------ Data records

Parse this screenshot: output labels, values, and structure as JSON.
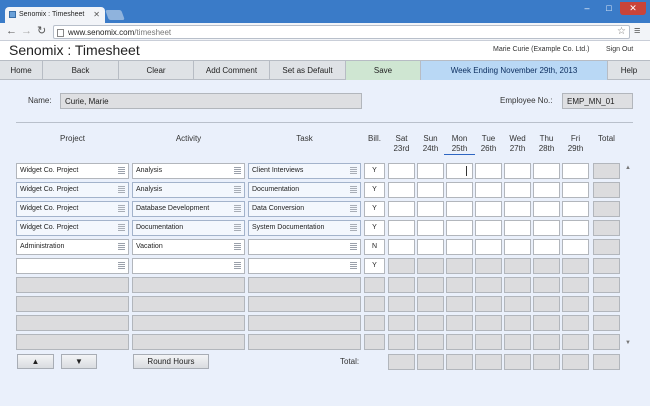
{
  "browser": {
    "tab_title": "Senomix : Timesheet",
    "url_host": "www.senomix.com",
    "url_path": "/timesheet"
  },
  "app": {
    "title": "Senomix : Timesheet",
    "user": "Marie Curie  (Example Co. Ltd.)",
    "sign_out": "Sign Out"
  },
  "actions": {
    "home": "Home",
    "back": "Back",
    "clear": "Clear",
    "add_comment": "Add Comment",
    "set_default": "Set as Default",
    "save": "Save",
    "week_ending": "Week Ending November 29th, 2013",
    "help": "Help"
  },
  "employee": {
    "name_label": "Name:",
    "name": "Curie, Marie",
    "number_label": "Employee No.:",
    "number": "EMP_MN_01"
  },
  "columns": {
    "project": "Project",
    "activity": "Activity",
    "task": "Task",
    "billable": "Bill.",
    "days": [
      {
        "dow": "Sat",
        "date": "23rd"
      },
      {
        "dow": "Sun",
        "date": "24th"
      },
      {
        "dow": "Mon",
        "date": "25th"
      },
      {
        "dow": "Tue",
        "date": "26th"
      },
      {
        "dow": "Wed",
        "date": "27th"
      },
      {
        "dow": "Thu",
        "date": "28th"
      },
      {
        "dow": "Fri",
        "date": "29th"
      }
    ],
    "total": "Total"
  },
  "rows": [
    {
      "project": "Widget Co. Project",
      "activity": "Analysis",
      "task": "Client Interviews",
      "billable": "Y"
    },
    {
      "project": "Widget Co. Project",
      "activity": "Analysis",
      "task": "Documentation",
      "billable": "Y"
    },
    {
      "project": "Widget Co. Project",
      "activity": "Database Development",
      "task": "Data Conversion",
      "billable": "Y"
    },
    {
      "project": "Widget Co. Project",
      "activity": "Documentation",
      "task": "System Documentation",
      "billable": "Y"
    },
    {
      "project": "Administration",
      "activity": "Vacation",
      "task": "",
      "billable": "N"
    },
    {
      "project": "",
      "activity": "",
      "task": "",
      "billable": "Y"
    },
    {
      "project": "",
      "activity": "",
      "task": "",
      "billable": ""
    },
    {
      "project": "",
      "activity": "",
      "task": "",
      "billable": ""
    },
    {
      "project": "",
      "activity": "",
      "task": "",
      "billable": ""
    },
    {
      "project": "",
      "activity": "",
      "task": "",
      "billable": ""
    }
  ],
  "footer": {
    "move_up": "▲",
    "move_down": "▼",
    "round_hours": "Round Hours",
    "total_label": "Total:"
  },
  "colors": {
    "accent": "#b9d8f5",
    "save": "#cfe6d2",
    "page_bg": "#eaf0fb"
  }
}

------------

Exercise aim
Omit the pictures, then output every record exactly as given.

Answer box
Parse this screenshot: output labels, values, and structure as JSON.
{
  "browser": {
    "tab_title": "Senomix : Timesheet",
    "url_host": "www.senomix.com",
    "url_path": "/timesheet"
  },
  "app": {
    "title": "Senomix : Timesheet",
    "user": "Marie Curie  (Example Co. Ltd.)",
    "sign_out": "Sign Out"
  },
  "actions": {
    "home": "Home",
    "back": "Back",
    "clear": "Clear",
    "add_comment": "Add Comment",
    "set_default": "Set as Default",
    "save": "Save",
    "week_ending": "Week Ending November 29th, 2013",
    "help": "Help"
  },
  "employee": {
    "name_label": "Name:",
    "name": "Curie, Marie",
    "number_label": "Employee No.:",
    "number": "EMP_MN_01"
  },
  "columns": {
    "project": "Project",
    "activity": "Activity",
    "task": "Task",
    "billable": "Bill.",
    "days": [
      {
        "dow": "Sat",
        "date": "23rd"
      },
      {
        "dow": "Sun",
        "date": "24th"
      },
      {
        "dow": "Mon",
        "date": "25th"
      },
      {
        "dow": "Tue",
        "date": "26th"
      },
      {
        "dow": "Wed",
        "date": "27th"
      },
      {
        "dow": "Thu",
        "date": "28th"
      },
      {
        "dow": "Fri",
        "date": "29th"
      }
    ],
    "total": "Total"
  },
  "rows": [
    {
      "project": "Widget Co. Project",
      "activity": "Analysis",
      "task": "Client Interviews",
      "billable": "Y"
    },
    {
      "project": "Widget Co. Project",
      "activity": "Analysis",
      "task": "Documentation",
      "billable": "Y"
    },
    {
      "project": "Widget Co. Project",
      "activity": "Database Development",
      "task": "Data Conversion",
      "billable": "Y"
    },
    {
      "project": "Widget Co. Project",
      "activity": "Documentation",
      "task": "System Documentation",
      "billable": "Y"
    },
    {
      "project": "Administration",
      "activity": "Vacation",
      "task": "",
      "billable": "N"
    },
    {
      "project": "",
      "activity": "",
      "task": "",
      "billable": "Y"
    },
    {
      "project": "",
      "activity": "",
      "task": "",
      "billable": ""
    },
    {
      "project": "",
      "activity": "",
      "task": "",
      "billable": ""
    },
    {
      "project": "",
      "activity": "",
      "task": "",
      "billable": ""
    },
    {
      "project": "",
      "activity": "",
      "task": "",
      "billable": ""
    }
  ],
  "footer": {
    "move_up": "▲",
    "move_down": "▼",
    "round_hours": "Round Hours",
    "total_label": "Total:"
  },
  "colors": {
    "accent": "#b9d8f5",
    "save": "#cfe6d2",
    "page_bg": "#eaf0fb"
  }
}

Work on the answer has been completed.